NEW DELHI, India — Christians in the central Indian state of Chhattisgarh have appealed to the provincial government to reschedule a selection exam for postings in the revenue department. The exam is scheduled to be held on Easter.
Ucanews.com reported that the Chhattisgarh Professional Examination Board had decided to hold the examination for the selection of Patwaris — officials entrusted with maintaining land records in villages — April 10.
The date was subsequently changed as April 10 happened to be Ram Navami, a Hindu spring festival that celebrates the birthday of Lord Ram. The new date announced was April 17, Easter.
Guruvinder Singh Chadda, a Catholic and president of an organization working for the welfare of Christians in the state, told ucanews.com March 23 the state government was expected to be fair and sensitive to all religions.
“We had never expected that the authorities would conduct an examination on a day that is very important for us Christians,” he said.
More than 93 percent of Chhattisgarh’s 30 million people are followers of Hinduism, while over 2 percent follow Islam, according to the 2011 census. Christianity is followed by less than 2 percent of people, and Buddhism, Sikhism and Jainism are followed by an even smaller number of people.
“If the date is not changed, it will be inconvenient for Christian candidates to appear for the examination,” said a petition to government officials.
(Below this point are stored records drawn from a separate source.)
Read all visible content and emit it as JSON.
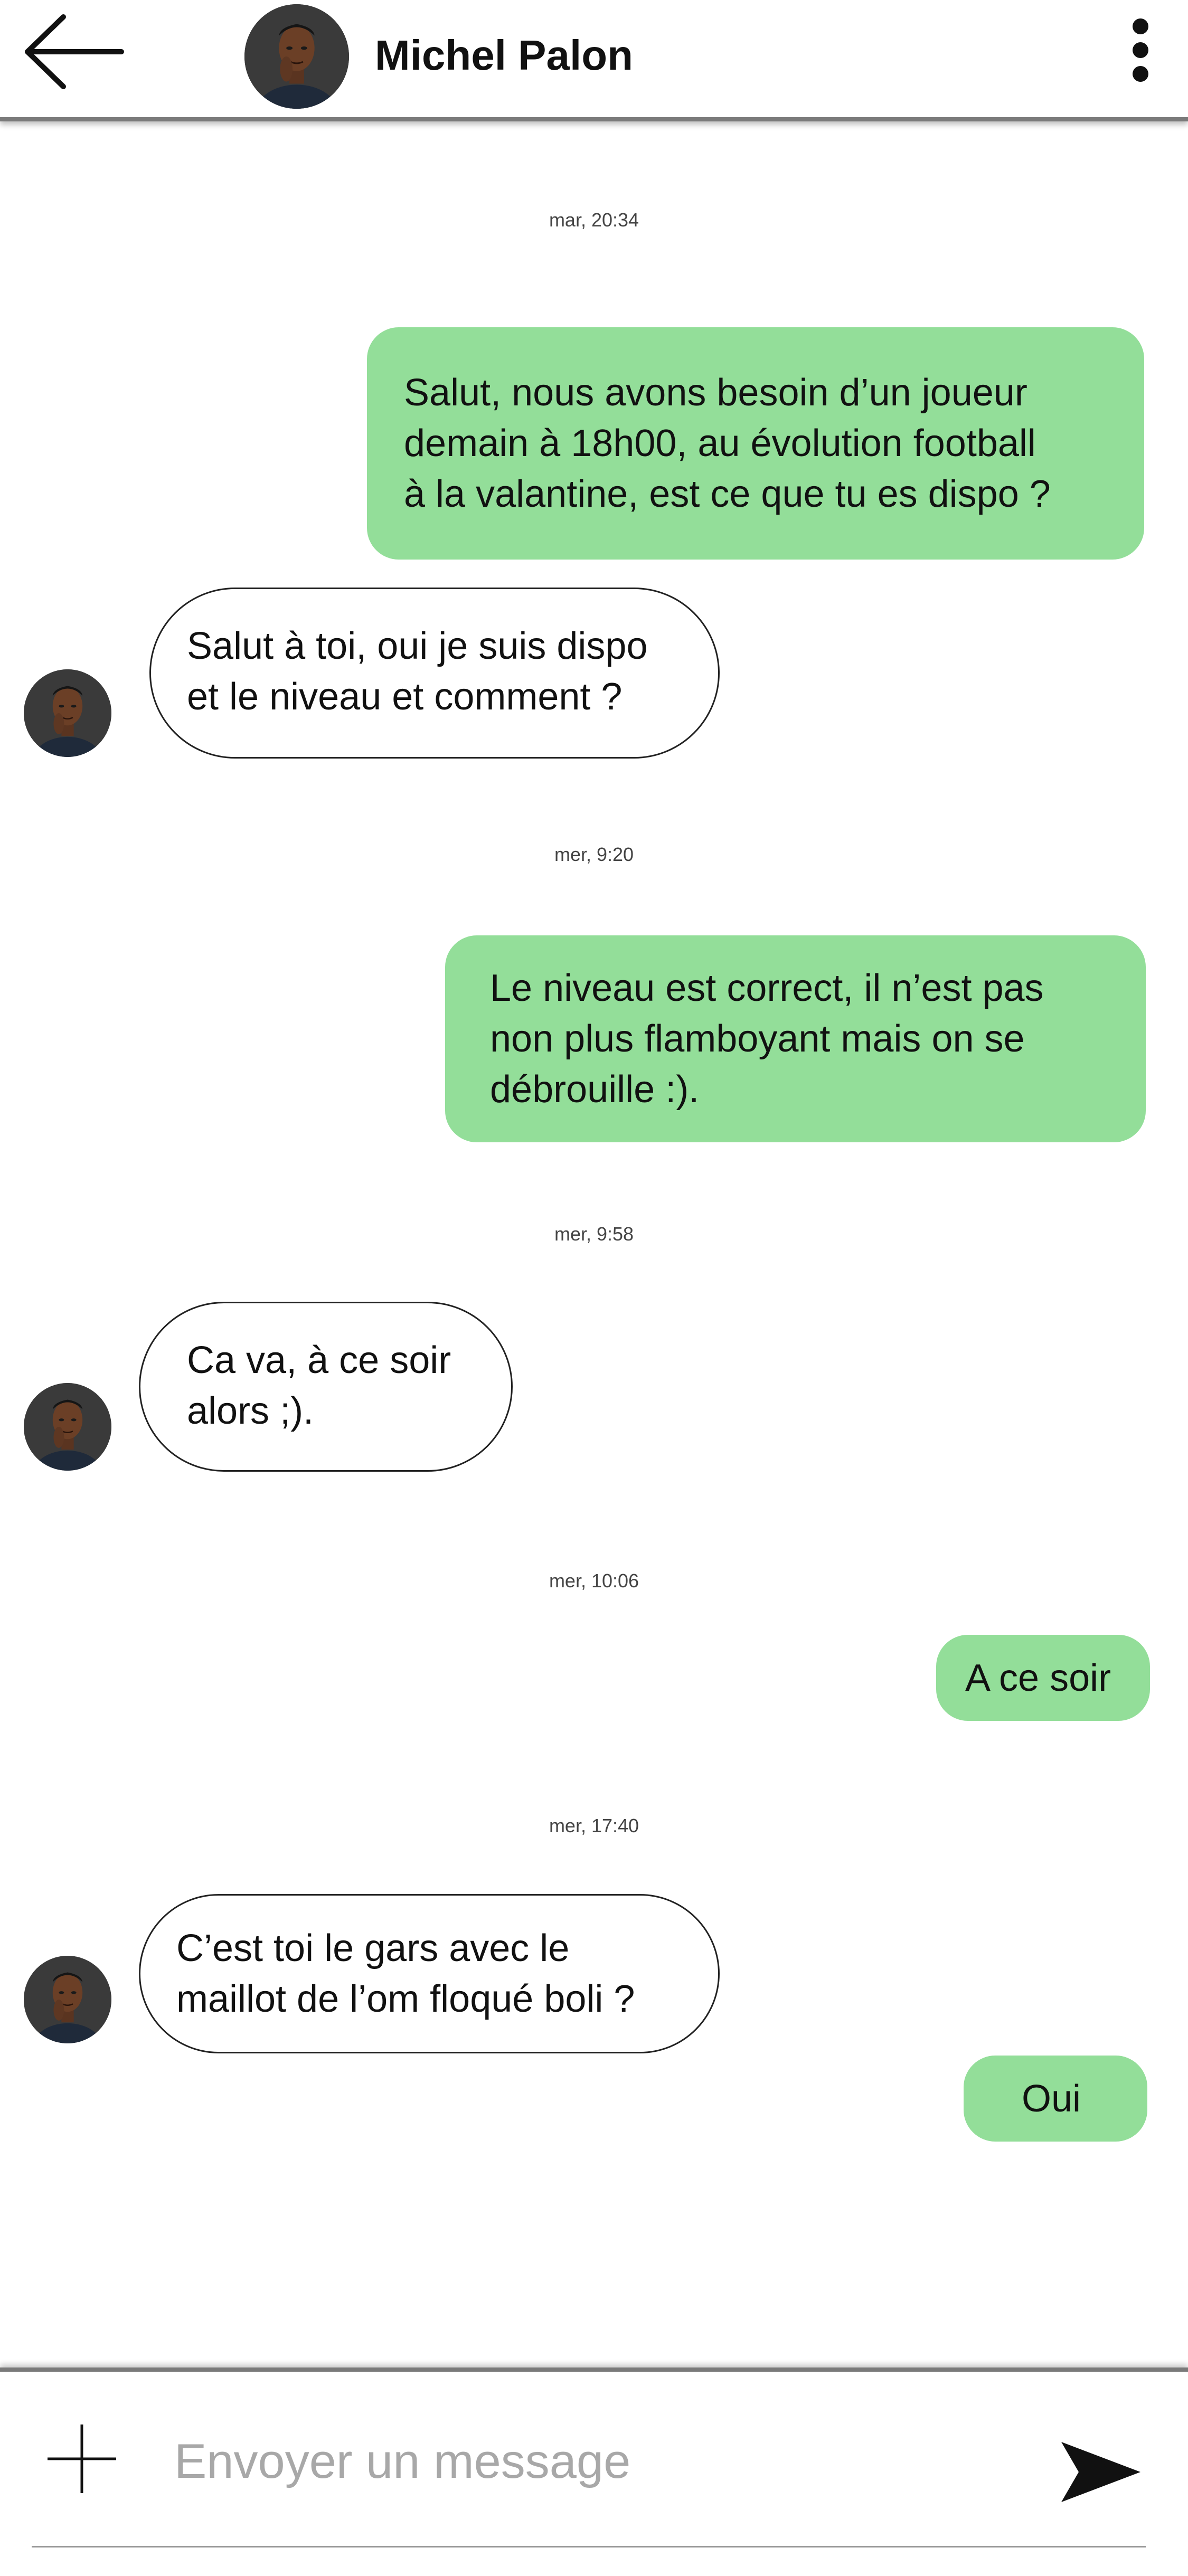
{
  "header": {
    "contact_name": "Michel Palon",
    "back_icon": "arrow-left-icon",
    "menu_icon": "more-vertical-icon"
  },
  "timestamps": [
    "mar, 20:34",
    "mer, 9:20",
    "mer, 9:58",
    "mer, 10:06",
    "mer, 17:40"
  ],
  "messages": [
    {
      "direction": "sent",
      "text": "Salut, nous avons besoin d’un joueur\ndemain à 18h00, au évolution football\nà la valantine, est ce que tu es dispo ?"
    },
    {
      "direction": "received",
      "text": "Salut à toi, oui je suis dispo\net le niveau et comment ?"
    },
    {
      "direction": "sent",
      "text": "Le niveau est correct, il n’est pas\nnon plus flamboyant mais on se\ndébrouille :)."
    },
    {
      "direction": "received",
      "text": "Ca va, à ce soir\nalors ;)."
    },
    {
      "direction": "sent",
      "text": "A ce soir"
    },
    {
      "direction": "received",
      "text": "C’est toi le gars avec le\nmaillot de l’om floqué boli ?"
    },
    {
      "direction": "sent",
      "text": "Oui"
    }
  ],
  "composer": {
    "placeholder": "Envoyer un message",
    "value": "",
    "add_icon": "plus-icon",
    "send_icon": "send-icon"
  },
  "colors": {
    "sent_bubble": "#93de99",
    "received_bubble_border": "#222222",
    "background": "#ffffff"
  }
}
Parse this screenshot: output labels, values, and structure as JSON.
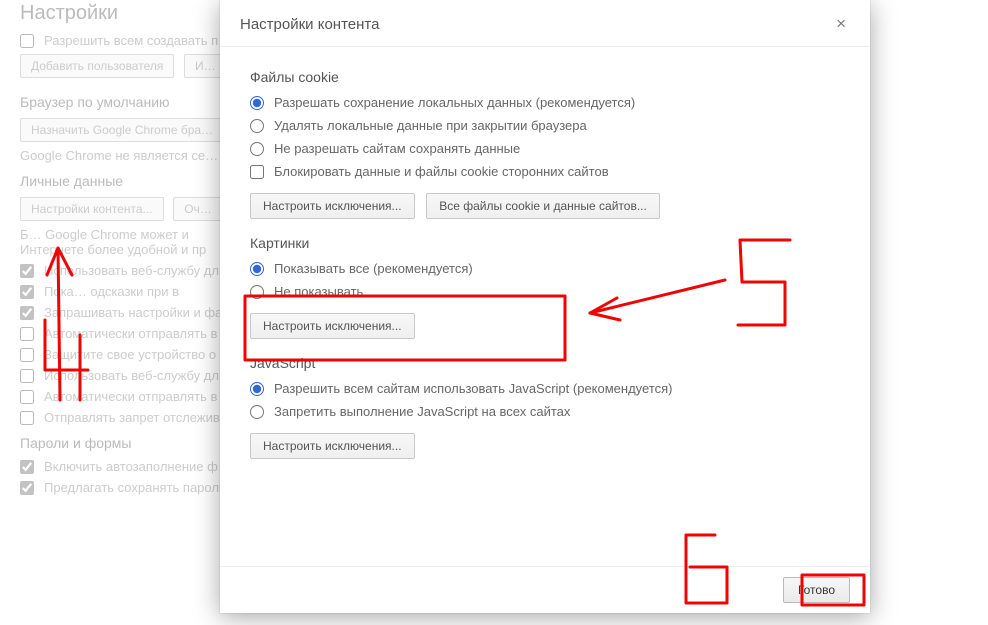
{
  "bg": {
    "page_title": "Настройки",
    "users": {
      "allow_all": "Разрешить всем создавать п…",
      "add_user_btn": "Добавить пользователя",
      "import_btn": "И…"
    },
    "default_browser": {
      "title": "Браузер по умолчанию",
      "set_btn": "Назначить Google Chrome бра…",
      "note": "Google Chrome не является се…"
    },
    "privacy": {
      "title": "Личные данные",
      "content_btn": "Настройки контента...",
      "clear_btn": "Оч…",
      "note1": "Б…   Google Chrome может и",
      "note2": "Интернете более удобной и пр",
      "opt1": "Использовать веб-службу дл",
      "opt2": "Пока…         одсказки при в",
      "opt3": "Запрашивать настройки и фа",
      "opt4": "Автоматически отправлять в",
      "opt5": "Защитите свое устройство о",
      "opt6": "Использовать веб-службу дл",
      "opt7": "Автоматически отправлять в",
      "opt8": "Отправлять запрет отслежива"
    },
    "passwords": {
      "title": "Пароли и формы",
      "opt1": "Включить автозаполнение ф",
      "opt2": "Предлагать сохранять пароли для сайтов Настроить"
    }
  },
  "dialog": {
    "title": "Настройки контента",
    "close_aria": "Закрыть",
    "cookies": {
      "title": "Файлы cookie",
      "r1": "Разрешать сохранение локальных данных (рекомендуется)",
      "r2": "Удалять локальные данные при закрытии браузера",
      "r3": "Не разрешать сайтам сохранять данные",
      "cb": "Блокировать данные и файлы cookie сторонних сайтов",
      "btn1": "Настроить исключения...",
      "btn2": "Все файлы cookie и данные сайтов..."
    },
    "images": {
      "title": "Картинки",
      "r1": "Показывать все (рекомендуется)",
      "r2": "Не показывать",
      "btn": "Настроить исключения..."
    },
    "js": {
      "title": "JavaScript",
      "r1": "Разрешить всем сайтам использовать JavaScript (рекомендуется)",
      "r2": "Запретить выполнение JavaScript на всех сайтах",
      "btn": "Настроить исключения..."
    },
    "done_btn": "Готово"
  },
  "annotations": {
    "label4": "4",
    "label5": "5",
    "label6": "6"
  }
}
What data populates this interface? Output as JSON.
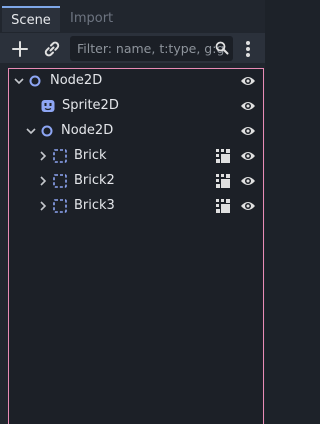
{
  "tabs": [
    {
      "label": "Scene",
      "active": true
    },
    {
      "label": "Import",
      "active": false
    }
  ],
  "toolbar": {
    "add_icon": "plus-icon",
    "link_icon": "link-icon",
    "filter_placeholder": "Filter: name, t:type, g:g",
    "filter_icon": "filter-search-icon",
    "menu_icon": "vertical-dots-icon"
  },
  "tree": [
    {
      "label": "Node2D",
      "type": "Node2D",
      "depth": 0,
      "arrow": "expanded",
      "script_icon": false
    },
    {
      "label": "Sprite2D",
      "type": "Sprite2D",
      "depth": 1,
      "arrow": "none",
      "script_icon": false
    },
    {
      "label": "Node2D",
      "type": "Node2D",
      "depth": 1,
      "arrow": "expanded",
      "script_icon": false
    },
    {
      "label": "Brick",
      "type": "Area2D",
      "depth": 2,
      "arrow": "collapsed",
      "script_icon": true
    },
    {
      "label": "Brick2",
      "type": "Area2D",
      "depth": 2,
      "arrow": "collapsed",
      "script_icon": true
    },
    {
      "label": "Brick3",
      "type": "Area2D",
      "depth": 2,
      "arrow": "collapsed",
      "script_icon": true
    }
  ],
  "colors": {
    "accent_blue": "#7ea7e8",
    "highlight_pink": "#e88bb5",
    "icon_purple": "#8ea6f4",
    "icon_white": "#e0e0e0"
  }
}
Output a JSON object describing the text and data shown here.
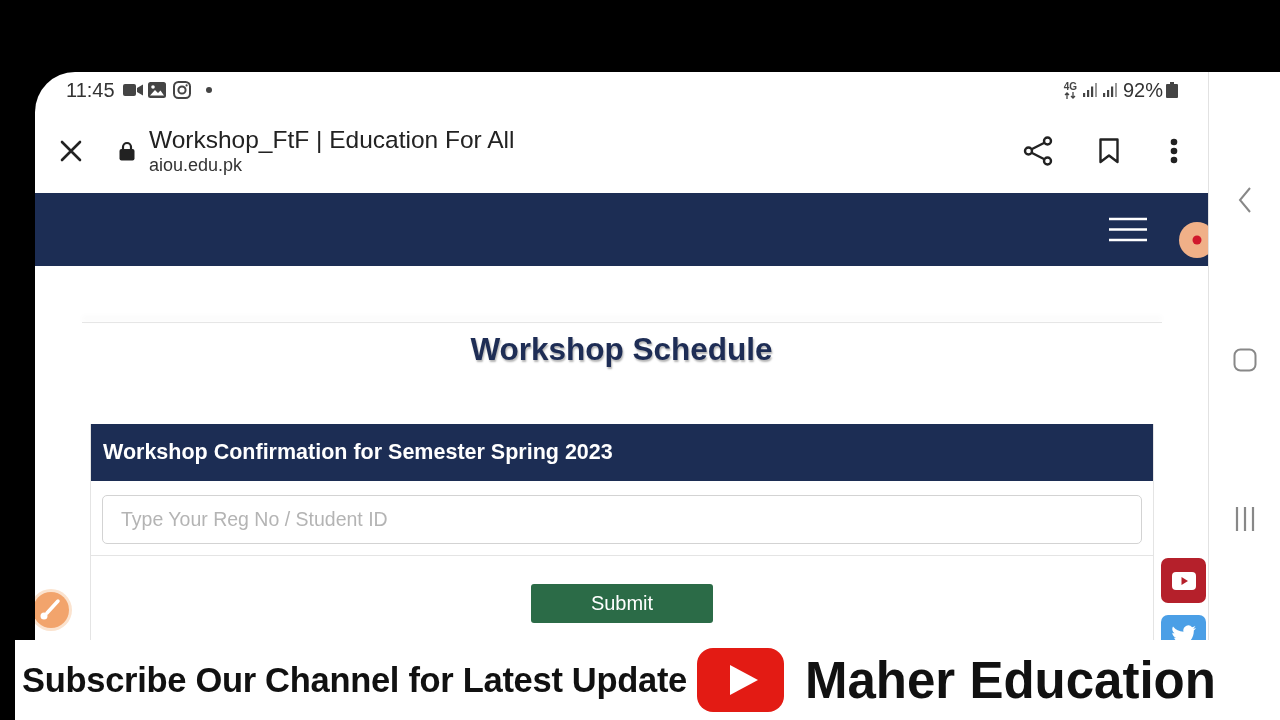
{
  "status_bar": {
    "time": "11:45",
    "network": "4G",
    "battery": "92%"
  },
  "browser_toolbar": {
    "title": "Workshop_FtF | Education For All",
    "url": "aiou.edu.pk"
  },
  "page": {
    "heading": "Workshop Schedule",
    "form": {
      "title": "Workshop Confirmation for Semester Spring 2023",
      "input": {
        "placeholder": "Type Your Reg No / Student ID"
      },
      "submit_button": "Submit"
    }
  },
  "overlay_banner": {
    "text": "Subscribe Our Channel for Latest Update",
    "channel": "Maher Education"
  }
}
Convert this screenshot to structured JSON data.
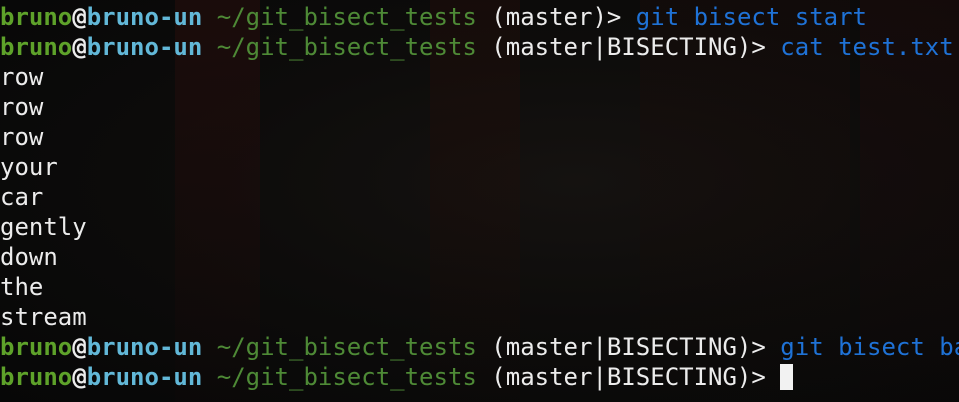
{
  "prompt": {
    "user": "bruno",
    "at": "@",
    "host": "bruno-un",
    "path": "~/git_bisect_tests",
    "branch_master": "(master)>",
    "branch_bisecting": "(master|BISECTING)>"
  },
  "commands": {
    "first": "git bisect start",
    "second": "cat test.txt",
    "third": "git bisect bad"
  },
  "output_lines": [
    "row",
    "row",
    "row",
    "your",
    "car",
    "gently",
    "down",
    "the",
    "stream"
  ],
  "colors": {
    "user": "#5ea22a",
    "host": "#62b8d8",
    "path": "#4e8a36",
    "command": "#1f72d6",
    "text": "#ececec",
    "background": "#0b0b0b"
  }
}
“We are hopeful that the government will understand our position and take effective measures to prepone or postpone the examination date once again,” said Peter Simon, another Christian leader.